“We were unable to verify whether the CSSF’s programmes are delivering the NSC’s strategic objectives, let alone whether they are collectively having a strategic impact and therefore represent value for money for the taxpayer. This is because we do not have access to the classified NSC strategies that guide the use of CSSF funding. Nor do we have information about CSSF programmes beyond that which is in the public domain.” 
Truss on the high wire
Domestically speaking, the British government is in as volatile a period as it has ever been in recent history. The Prime Minister is clinging on for dear life after sacking Chancellor Kwasi Kwarteng over the pair’s botched economic reforms.
With Kwarteng ousted from his position after just three weeks on the job, it does not look like he will be receiving any glowing references for future employers. Although, this is British politics and failures are rewarded with promotion, albeit generally at a later date so as to give enough time for the public to forget about previous scandals. After all, Jeremy Hunt is the man who has just replaced Kwarteng. 

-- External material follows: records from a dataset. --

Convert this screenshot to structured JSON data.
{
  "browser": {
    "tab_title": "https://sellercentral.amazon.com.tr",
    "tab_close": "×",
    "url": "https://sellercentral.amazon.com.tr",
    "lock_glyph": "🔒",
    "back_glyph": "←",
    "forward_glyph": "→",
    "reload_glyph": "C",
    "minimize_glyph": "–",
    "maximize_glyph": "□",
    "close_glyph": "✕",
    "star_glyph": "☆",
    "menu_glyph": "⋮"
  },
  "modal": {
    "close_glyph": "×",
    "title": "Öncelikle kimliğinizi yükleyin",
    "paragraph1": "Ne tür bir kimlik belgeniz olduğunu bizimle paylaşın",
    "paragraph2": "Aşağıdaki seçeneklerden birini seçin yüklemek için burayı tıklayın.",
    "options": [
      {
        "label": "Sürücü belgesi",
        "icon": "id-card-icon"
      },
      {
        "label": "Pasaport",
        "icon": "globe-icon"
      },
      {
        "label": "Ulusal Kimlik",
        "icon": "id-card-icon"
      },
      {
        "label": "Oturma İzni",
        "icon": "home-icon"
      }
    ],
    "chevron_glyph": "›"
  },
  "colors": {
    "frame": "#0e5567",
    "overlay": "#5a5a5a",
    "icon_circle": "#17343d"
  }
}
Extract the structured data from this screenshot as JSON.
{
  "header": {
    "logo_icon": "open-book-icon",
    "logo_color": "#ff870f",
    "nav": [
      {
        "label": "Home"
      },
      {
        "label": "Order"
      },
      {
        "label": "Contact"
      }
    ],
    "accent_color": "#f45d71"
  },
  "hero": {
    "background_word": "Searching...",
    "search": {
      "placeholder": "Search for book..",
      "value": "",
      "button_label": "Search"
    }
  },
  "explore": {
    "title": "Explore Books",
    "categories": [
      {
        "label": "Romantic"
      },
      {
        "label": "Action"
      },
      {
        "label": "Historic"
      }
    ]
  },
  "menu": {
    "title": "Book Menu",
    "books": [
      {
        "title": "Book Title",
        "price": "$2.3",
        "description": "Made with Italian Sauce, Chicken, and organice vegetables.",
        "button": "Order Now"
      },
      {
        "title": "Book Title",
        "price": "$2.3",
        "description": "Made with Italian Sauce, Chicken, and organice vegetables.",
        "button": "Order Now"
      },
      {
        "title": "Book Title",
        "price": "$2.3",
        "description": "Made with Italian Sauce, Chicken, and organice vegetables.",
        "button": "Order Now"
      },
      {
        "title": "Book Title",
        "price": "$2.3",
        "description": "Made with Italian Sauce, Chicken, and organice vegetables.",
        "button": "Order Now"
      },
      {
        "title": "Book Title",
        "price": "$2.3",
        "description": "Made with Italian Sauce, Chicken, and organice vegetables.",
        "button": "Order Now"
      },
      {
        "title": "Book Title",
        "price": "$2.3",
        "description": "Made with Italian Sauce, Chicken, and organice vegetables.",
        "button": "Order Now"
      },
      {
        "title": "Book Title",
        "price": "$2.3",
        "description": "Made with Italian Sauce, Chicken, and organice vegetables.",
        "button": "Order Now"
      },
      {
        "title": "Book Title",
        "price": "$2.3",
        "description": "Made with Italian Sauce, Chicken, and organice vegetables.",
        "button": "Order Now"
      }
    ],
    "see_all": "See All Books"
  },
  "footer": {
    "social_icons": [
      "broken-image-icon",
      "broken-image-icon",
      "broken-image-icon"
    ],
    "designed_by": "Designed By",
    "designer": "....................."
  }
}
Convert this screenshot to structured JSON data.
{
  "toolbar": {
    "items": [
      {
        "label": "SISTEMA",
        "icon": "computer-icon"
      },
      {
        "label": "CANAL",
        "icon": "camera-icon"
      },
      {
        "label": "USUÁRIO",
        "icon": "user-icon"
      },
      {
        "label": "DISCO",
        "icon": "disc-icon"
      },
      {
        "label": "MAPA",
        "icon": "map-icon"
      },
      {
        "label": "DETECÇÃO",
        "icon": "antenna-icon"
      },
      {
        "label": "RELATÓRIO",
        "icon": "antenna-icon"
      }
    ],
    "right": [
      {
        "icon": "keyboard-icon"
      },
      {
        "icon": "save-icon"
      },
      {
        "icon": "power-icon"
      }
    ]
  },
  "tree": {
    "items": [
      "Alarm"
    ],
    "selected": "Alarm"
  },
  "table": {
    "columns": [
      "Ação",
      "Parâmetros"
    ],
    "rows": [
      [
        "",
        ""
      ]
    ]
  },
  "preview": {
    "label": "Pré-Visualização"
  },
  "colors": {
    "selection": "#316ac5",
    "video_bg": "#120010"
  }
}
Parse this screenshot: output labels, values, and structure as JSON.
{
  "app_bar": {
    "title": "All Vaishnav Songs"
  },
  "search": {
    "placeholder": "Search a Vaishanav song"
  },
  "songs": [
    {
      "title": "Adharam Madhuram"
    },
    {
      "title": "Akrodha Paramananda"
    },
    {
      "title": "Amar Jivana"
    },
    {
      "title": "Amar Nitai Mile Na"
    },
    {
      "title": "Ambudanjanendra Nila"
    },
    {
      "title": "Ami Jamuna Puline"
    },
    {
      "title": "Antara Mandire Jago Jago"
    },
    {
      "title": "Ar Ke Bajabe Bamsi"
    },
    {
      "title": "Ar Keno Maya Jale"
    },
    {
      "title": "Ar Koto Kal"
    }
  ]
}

The Observer reported this morning that food banks are at “breaking point”, with an open letter expected to be handed to Truss on Monday, highlighting the dire situation in which donations are having to be rationed. People who are being severely impacted by the cost of living crisis are in urgent need of the bare necessities, but are unable to cover the costs. Many have forgone food in order to heat their homes, while others still have been going without eating in order to ensure their children are fed.
As the letter is expected to state to the Prime Minister,
“Every day we meet people who are skipping meals so they can feed their children and turning off their cooker or fridge so they can cover other essential costs. People who used to donate to food banks are now needing to seek our support. And the next 12 months look bleaker still.
“Many of our teams are struggling to cope as demand for our support outstrips our food and financial donations and we are forced to make difficult decisions about how we operate. We are overstretched and exhausted. Many of our organisations are at breaking point.” 
As Kennard points out in his investigative article, the British energy multinational BP has huge investments in Egypt, with over 60 years’ presence in the country and over $35bn invested to date. Combined with its partners, BP provides roughly 60 per cent of Egypt’s gas and this is one area that the British government appears keen to consolidate further. 
It is on the backs of these humanitarian crises unfolding on our doorstep that the government continues to pursue its own interests and that of British private corporations overseas. Is the government more interested in lining the pockets of private businesses than in ensuring the population is fed and shielded from the cold?
- Tips to Get Through the Cost-of-Living Crisis
- Nationwide crackdown: over 2,000 Egyptians arrested in anti-Sisi protests
- Egypt Rising: Clashes take place in Suez as protests continue against el-Sisi
- CBS to air the Sisi interview that the Egyptian state tried to block
- Mother detained in Sisi’s Egypt for speaking out over missing daughter
- Erdogan condemns Sisi over mass executions
- Mohamed Morsi: Remembering the Egyptian President three years on
- Egyptian cartoonist detained after releasing animation in support of 25 January Revolution
- “Enough is enough”, say politicians as UN pressed to scrutinise Egypt human rights